We have a very long association with Prescott and the surrounding area that includes early dates, a lengthy pen pal correspondence when I was working east of Paulden, and even our honeymoon as our anemic budget allowed for but one weekend away provided we cut every corner imaginable. It is this association and the resultant memories that enable us to look beyond the dramatic transition of the area in recent years and strive toward making new memories.
I finished up at the office on time and by 1:00 on Saturday afternoon, the Jeep was loaded, lunch was finished and we were rolling east on legendary Route 66. The delightful weather enhanced the holiday feel of our little outing but we were both quite concerned by the dry landscapes that looked more like June than late winter.
The sea of suburbia and its generic flotsam that has engulfed Prescott Valley (where I used to watch herds of antelope flow across the vast cedar studded grasslands) and Chino Valley (once a charming little farming community where I would do laundry and enjoy a fresh beef steak in the local cafe) now stretches almost to Paulden. Undaunted by the traffic circles and strip malls, interchanges and traffic lights that have replaced feed stores, cafes, and general stores, we continued on our quest to seek old memories and to make new ones.
Our destination was the lovely and historic Hassaymapa Inn that dates to 1927. Here is a photo taken last year in January.
As the rates had doubled since our last stay, it was a bit difficult to justify the cost but this was a celebration. As always our visit was most delightful.
The only fly in the ointment during our stay were a few rude guests who decided 1:00 in the morning was an ideal time for discussing sports teams – loudly and with ample use of the “F” word – in the hall.
Prescott is a very rare and unique little gem in that is historic district is not a recreation, someplace where a rediscovery of the architectural treasures lend people to refurbish the buildings as loft apartments or galleries. There are lots of these in the historic district here, but there are also a wide array of original businesses that allow for an exciting vibrancy tinged with historic continuity.
A year or so ago, True West magazine proclaimed the Palace across from the courthouse square to be the most authentic territorial era saloon in the state of Arizona. There is not one but three historic hotels that have been meeting the needs of guests for decades.
After checking in at the Hassayampa Inn, we replayed our early dates by strolling hand in hand around the square and along historic Whiskey Row looking in the windows of shops and galleries just like that time so long ago when my pockets were full of empty. Within walking distance of the square there are restaurants for every budget and taste including a staggering array of authentic international options.
We settled on what has become a favorite of our, Prescott Brewing Company.
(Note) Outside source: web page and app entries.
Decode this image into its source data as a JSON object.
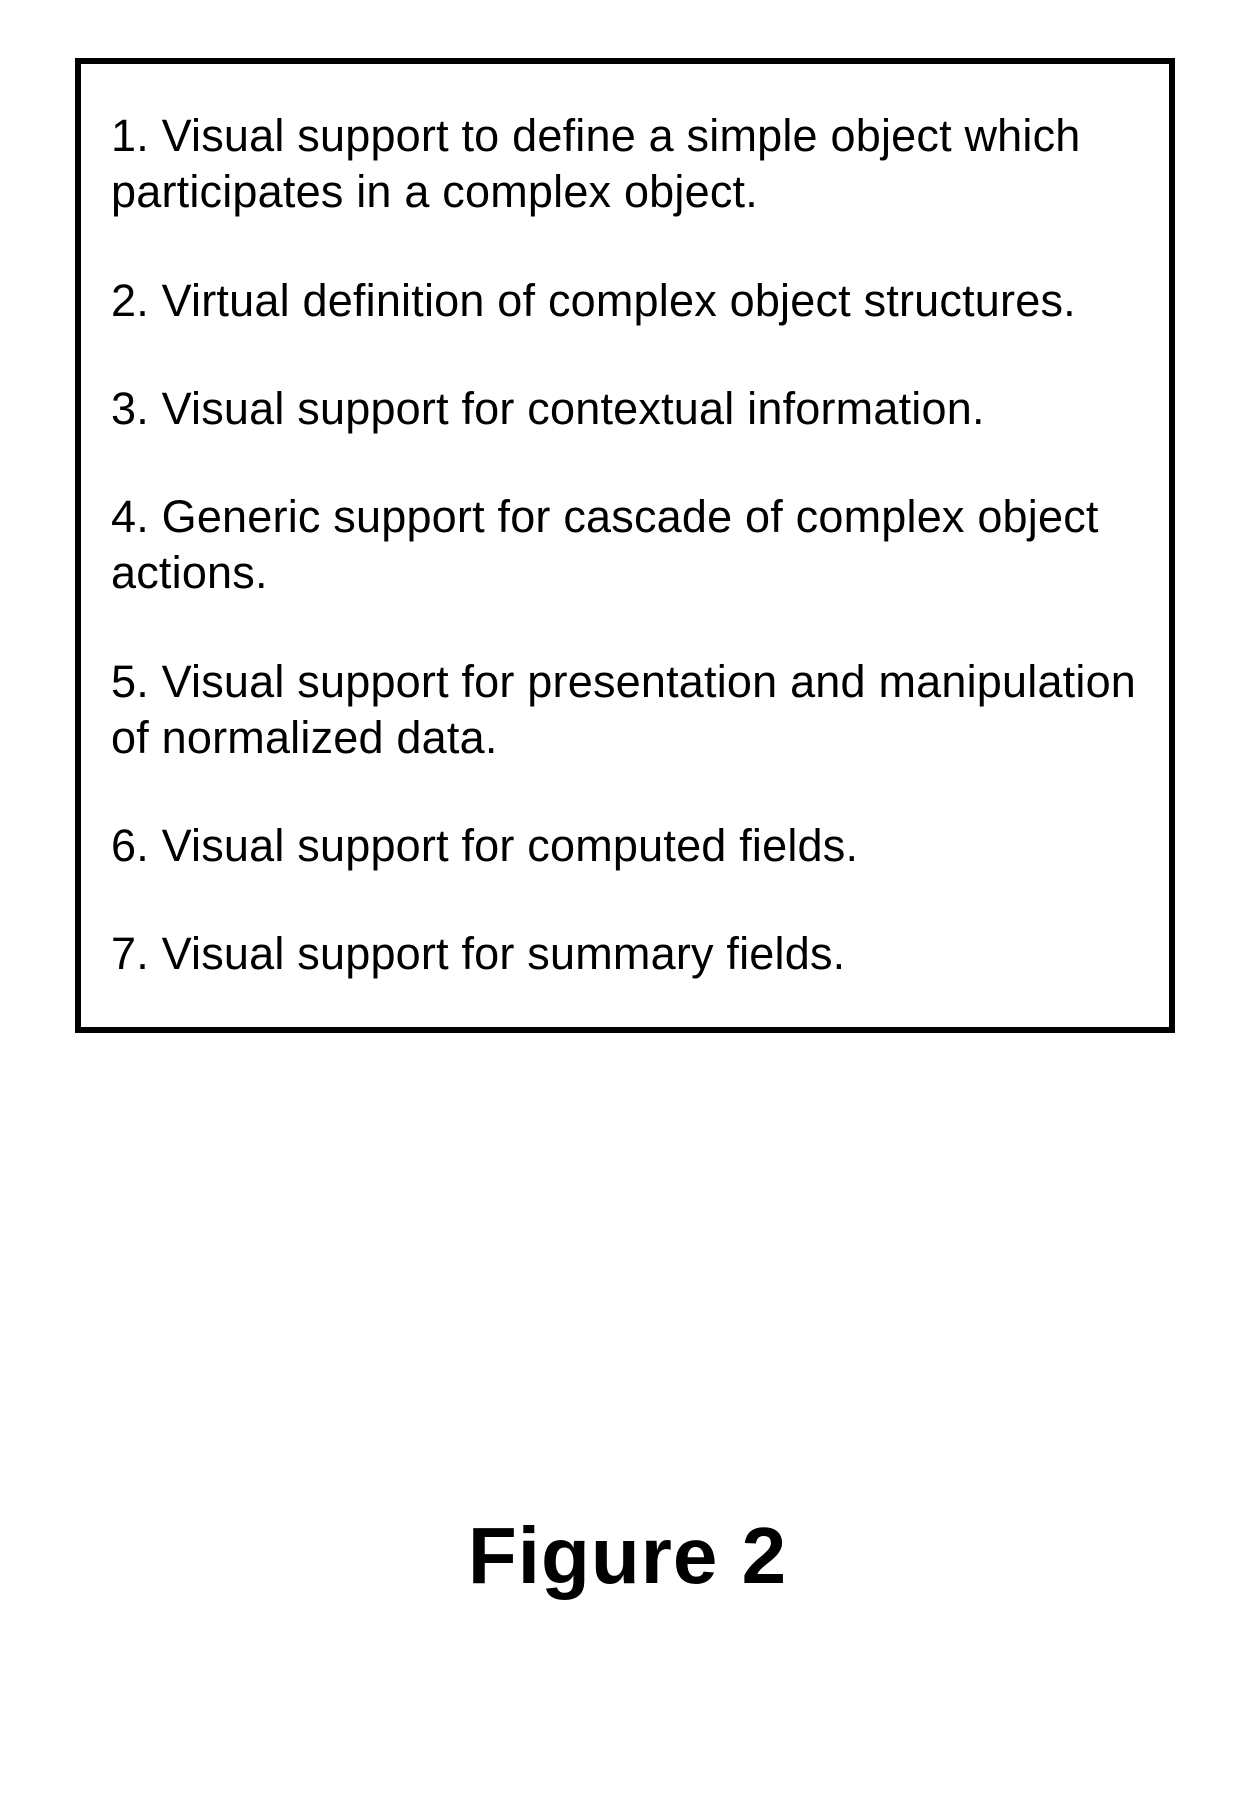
{
  "items": [
    "1. Visual support to define a simple object which participates in a complex object.",
    "2. Virtual definition of complex object structures.",
    "3. Visual support for contextual information.",
    "4. Generic support for cascade of complex object actions.",
    "5. Visual support for presentation and manipulation of normalized data.",
    "6. Visual support for computed fields.",
    "7. Visual support for summary fields."
  ],
  "figure_label": "Figure 2"
}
A wonderful burger, and an excellent glass of their Petrified Porter, followed by the simple pleasure of watching the throngs of people ebb and flow among the shops, restaurants, and bars from the gazebo on the courthouse square until the evening chill chased us back to the hotel rounded out a pleasant evening and a near perfect day.
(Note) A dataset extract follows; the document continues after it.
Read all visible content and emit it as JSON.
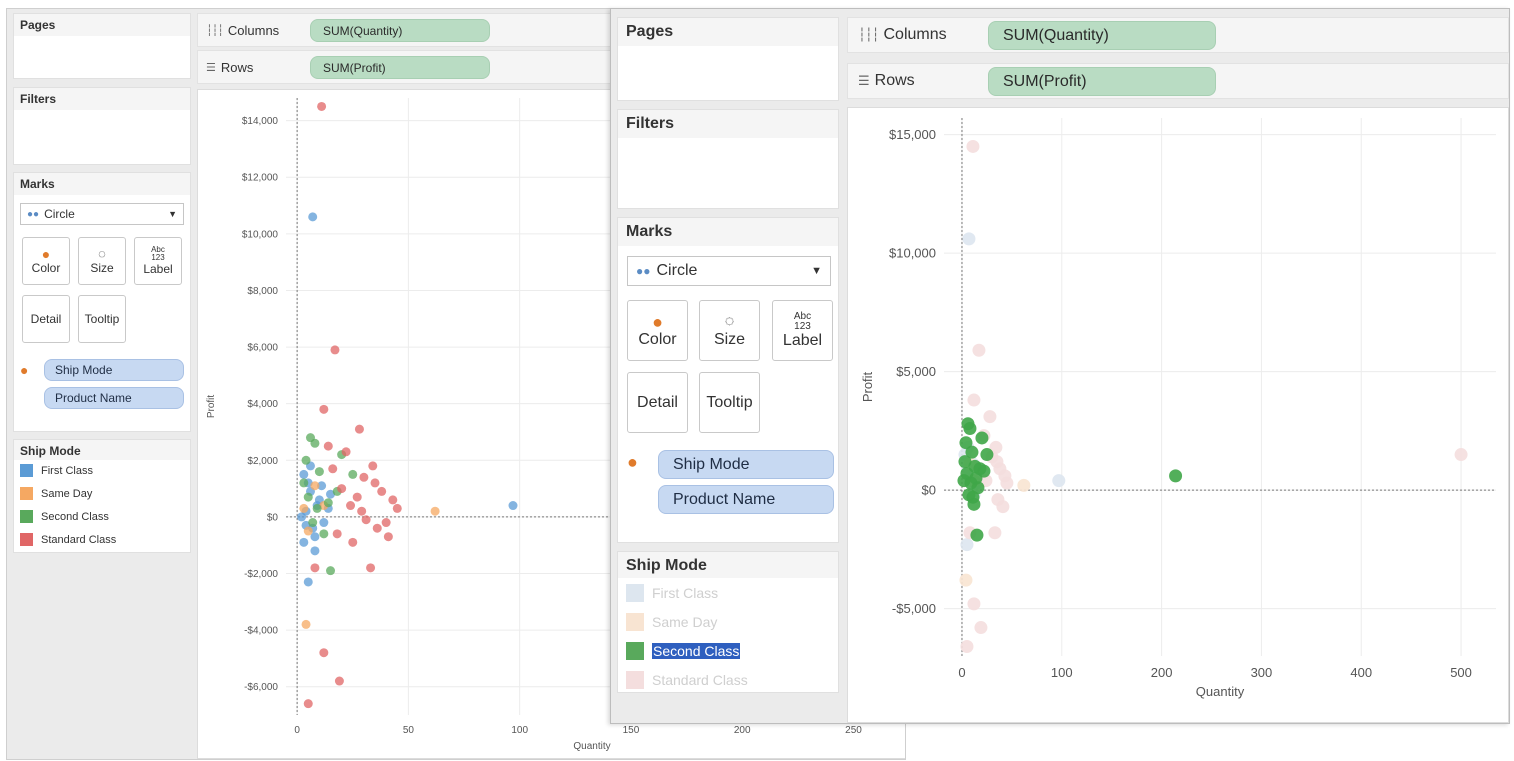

Sunday, today, was our big day. An excellent breakfast in the Peacock Dining Room with its vintage flourishes at the Hassayampa Inn, topping off the tank in the Jeep (6.5 gallons for the 166 mile trip justifying my discovery that 60 miles per hour is the optimum speed for the Jeep), some picnic supplies, and a pleasant drive to Seligman along the Williamson Valley Road through the Prescott National Forest.
As it turned out, we were a bit premature in our rush for a picnic. The temperature hovered around fifty degrees and the breeze was still. So, we settled into the back seat and made use of the center console.
With the last leg of the trip made along Route 66, we completed what constitutes a near perfect weekend in my book. And is often the case in my world, our magical weekend getaway lasted exactly one day and one hour. Now, its back to the grindstone and jousting at windmills.